What is being asked:
Repeat all of the data below word for word, keeping no images.

The records:
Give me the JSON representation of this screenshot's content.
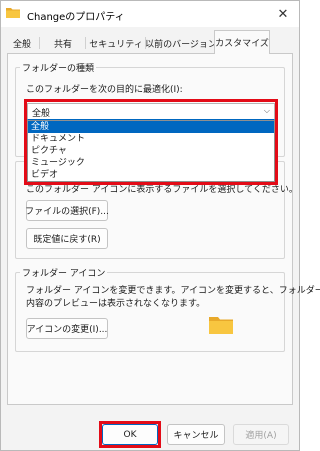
{
  "window": {
    "title": "Changeのプロパティ",
    "close_glyph": "✕",
    "icon": "folder-icon"
  },
  "tabs": [
    {
      "label": "全般"
    },
    {
      "label": "共有"
    },
    {
      "label": "セキュリティ"
    },
    {
      "label": "以前のバージョン"
    },
    {
      "label": "カスタマイズ",
      "active": true
    }
  ],
  "folder_type": {
    "group_title": "フォルダーの種類",
    "optimize_label": "このフォルダーを次の目的に最適化(I):",
    "selected_value": "全般",
    "dropdown_arrow": "⌵",
    "options": [
      "全般",
      "ドキュメント",
      "ピクチャ",
      "ミュージック",
      "ビデオ"
    ]
  },
  "folder_picture": {
    "description": "このフォルダー アイコンに表示するファイルを選択してください。",
    "choose_file_button": "ファイルの選択(F)...",
    "restore_default_button": "既定値に戻す(R)"
  },
  "folder_icon": {
    "group_title": "フォルダー アイコン",
    "description_line1": "フォルダー アイコンを変更できます。アイコンを変更すると、フォルダーの",
    "description_line2": "内容のプレビューは表示されなくなります。",
    "change_icon_button": "アイコンの変更(I)...",
    "preview_icon": "folder-icon"
  },
  "footer": {
    "ok_button": "OK",
    "cancel_button": "キャンセル",
    "apply_button": "適用(A)"
  },
  "colors": {
    "highlight_red": "#e30b17",
    "selection_blue": "#0067c0",
    "folder_yellow": "#f8c640"
  }
}
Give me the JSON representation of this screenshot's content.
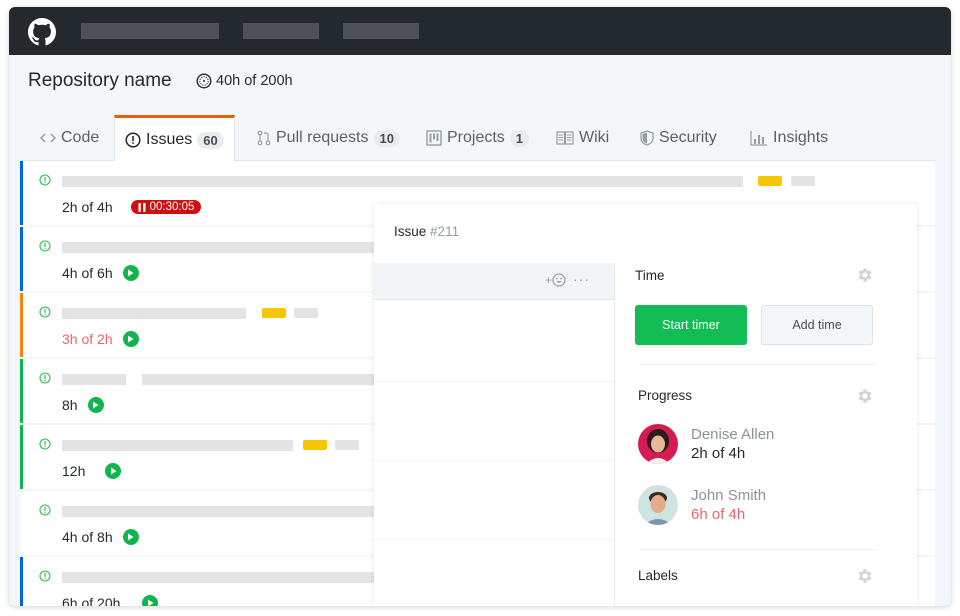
{
  "header": {
    "repo_name": "Repository name",
    "repo_time": "40h of 200h"
  },
  "tabs": [
    {
      "label": "Code",
      "icon": "code-icon",
      "count": null,
      "active": false
    },
    {
      "label": "Issues",
      "icon": "issue-icon",
      "count": "60",
      "active": true
    },
    {
      "label": "Pull requests",
      "icon": "pull-request-icon",
      "count": "10",
      "active": false
    },
    {
      "label": "Projects",
      "icon": "project-icon",
      "count": "1",
      "active": false
    },
    {
      "label": "Wiki",
      "icon": "book-icon",
      "count": null,
      "active": false
    },
    {
      "label": "Security",
      "icon": "shield-icon",
      "count": null,
      "active": false
    },
    {
      "label": "Insights",
      "icon": "graph-icon",
      "count": null,
      "active": false
    }
  ],
  "issues": [
    {
      "time": "2h of 4h",
      "over_budget": false,
      "status_color": "#0366d6",
      "timer_running": true,
      "timer": "00:30:05"
    },
    {
      "time": "4h of 6h",
      "over_budget": false,
      "status_color": "#0366d6",
      "timer_running": false
    },
    {
      "time": "3h of 2h",
      "over_budget": true,
      "status_color": "#f6820c",
      "timer_running": false
    },
    {
      "time": "8h",
      "over_budget": false,
      "status_color": "#12b54d",
      "timer_running": false
    },
    {
      "time": "12h",
      "over_budget": false,
      "status_color": "#12b54d",
      "timer_running": false
    },
    {
      "time": "4h of 8h",
      "over_budget": false,
      "status_color": null,
      "timer_running": false
    },
    {
      "time": "6h of 20h",
      "over_budget": false,
      "status_color": "#0366d6",
      "timer_running": false
    }
  ],
  "panel": {
    "title": "Issue",
    "number": "#211",
    "reaction_label": "+",
    "more_label": "···",
    "time_section": {
      "title": "Time",
      "start_button": "Start timer",
      "add_button": "Add time"
    },
    "progress_section": {
      "title": "Progress",
      "people": [
        {
          "name": "Denise Allen",
          "time": "2h of 4h",
          "over_budget": false
        },
        {
          "name": "John Smith",
          "time": "6h of 4h",
          "over_budget": true
        }
      ]
    },
    "labels_section": {
      "title": "Labels"
    }
  },
  "colors": {
    "accent_tab": "#e36209",
    "play_green": "#12b54d",
    "start_green": "#12bd55",
    "timer_red": "#d10f0f",
    "over_budget": "#f0626f",
    "label_yellow": "#f7c600"
  }
}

Completed task:
Give me the JSON representation of this screenshot's content.
{
  "window": {
    "title": "Changeのプロパティ",
    "close_glyph": "✕",
    "icon": "folder-icon"
  },
  "tabs": [
    {
      "label": "全般"
    },
    {
      "label": "共有"
    },
    {
      "label": "セキュリティ"
    },
    {
      "label": "以前のバージョン"
    },
    {
      "label": "カスタマイズ",
      "active": true
    }
  ],
  "folder_type": {
    "group_title": "フォルダーの種類",
    "optimize_label": "このフォルダーを次の目的に最適化(I):",
    "selected_value": "全般",
    "dropdown_arrow": "⌵",
    "options": [
      "全般",
      "ドキュメント",
      "ピクチャ",
      "ミュージック",
      "ビデオ"
    ]
  },
  "folder_picture": {
    "description": "このフォルダー アイコンに表示するファイルを選択してください。",
    "choose_file_button": "ファイルの選択(F)...",
    "restore_default_button": "既定値に戻す(R)"
  },
  "folder_icon": {
    "group_title": "フォルダー アイコン",
    "description_line1": "フォルダー アイコンを変更できます。アイコンを変更すると、フォルダーの",
    "description_line2": "内容のプレビューは表示されなくなります。",
    "change_icon_button": "アイコンの変更(I)...",
    "preview_icon": "folder-icon"
  },
  "footer": {
    "ok_button": "OK",
    "cancel_button": "キャンセル",
    "apply_button": "適用(A)"
  },
  "colors": {
    "highlight_red": "#e30b17",
    "selection_blue": "#0067c0",
    "folder_yellow": "#f8c640"
  }
}
Give me the JSON representation of this screenshot's content.
{
  "header": {
    "repo_name": "Repository name",
    "repo_time": "40h of 200h"
  },
  "tabs": [
    {
      "label": "Code",
      "icon": "code-icon",
      "count": null,
      "active": false
    },
    {
      "label": "Issues",
      "icon": "issue-icon",
      "count": "60",
      "active": true
    },
    {
      "label": "Pull requests",
      "icon": "pull-request-icon",
      "count": "10",
      "active": false
    },
    {
      "label": "Projects",
      "icon": "project-icon",
      "count": "1",
      "active": false
    },
    {
      "label": "Wiki",
      "icon": "book-icon",
      "count": null,
      "active": false
    },
    {
      "label": "Security",
      "icon": "shield-icon",
      "count": null,
      "active": false
    },
    {
      "label": "Insights",
      "icon": "graph-icon",
      "count": null,
      "active": false
    }
  ],
  "issues": [
    {
      "time": "2h of 4h",
      "over_budget": false,
      "status_color": "#0366d6",
      "timer_running": true,
      "timer": "00:30:05"
    },
    {
      "time": "4h of 6h",
      "over_budget": false,
      "status_color": "#0366d6",
      "timer_running": false
    },
    {
      "time": "3h of 2h",
      "over_budget": true,
      "status_color": "#f6820c",
      "timer_running": false
    },
    {
      "time": "8h",
      "over_budget": false,
      "status_color": "#12b54d",
      "timer_running": false
    },
    {
      "time": "12h",
      "over_budget": false,
      "status_color": "#12b54d",
      "timer_running": false
    },
    {
      "time": "4h of 8h",
      "over_budget": false,
      "status_color": null,
      "timer_running": false
    },
    {
      "time": "6h of 20h",
      "over_budget": false,
      "status_color": "#0366d6",
      "timer_running": false
    }
  ],
  "panel": {
    "title": "Issue",
    "number": "#211",
    "reaction_label": "+",
    "more_label": "···",
    "time_section": {
      "title": "Time",
      "start_button": "Start timer",
      "add_button": "Add time"
    },
    "progress_section": {
      "title": "Progress",
      "people": [
        {
          "name": "Denise Allen",
          "time": "2h of 4h",
          "over_budget": false
        },
        {
          "name": "John Smith",
          "time": "6h of 4h",
          "over_budget": true
        }
      ]
    },
    "labels_section": {
      "title": "Labels"
    }
  },
  "colors": {
    "accent_tab": "#e36209",
    "play_green": "#12b54d",
    "start_green": "#12bd55",
    "timer_red": "#d10f0f",
    "over_budget": "#f0626f",
    "label_yellow": "#f7c600"
  }
}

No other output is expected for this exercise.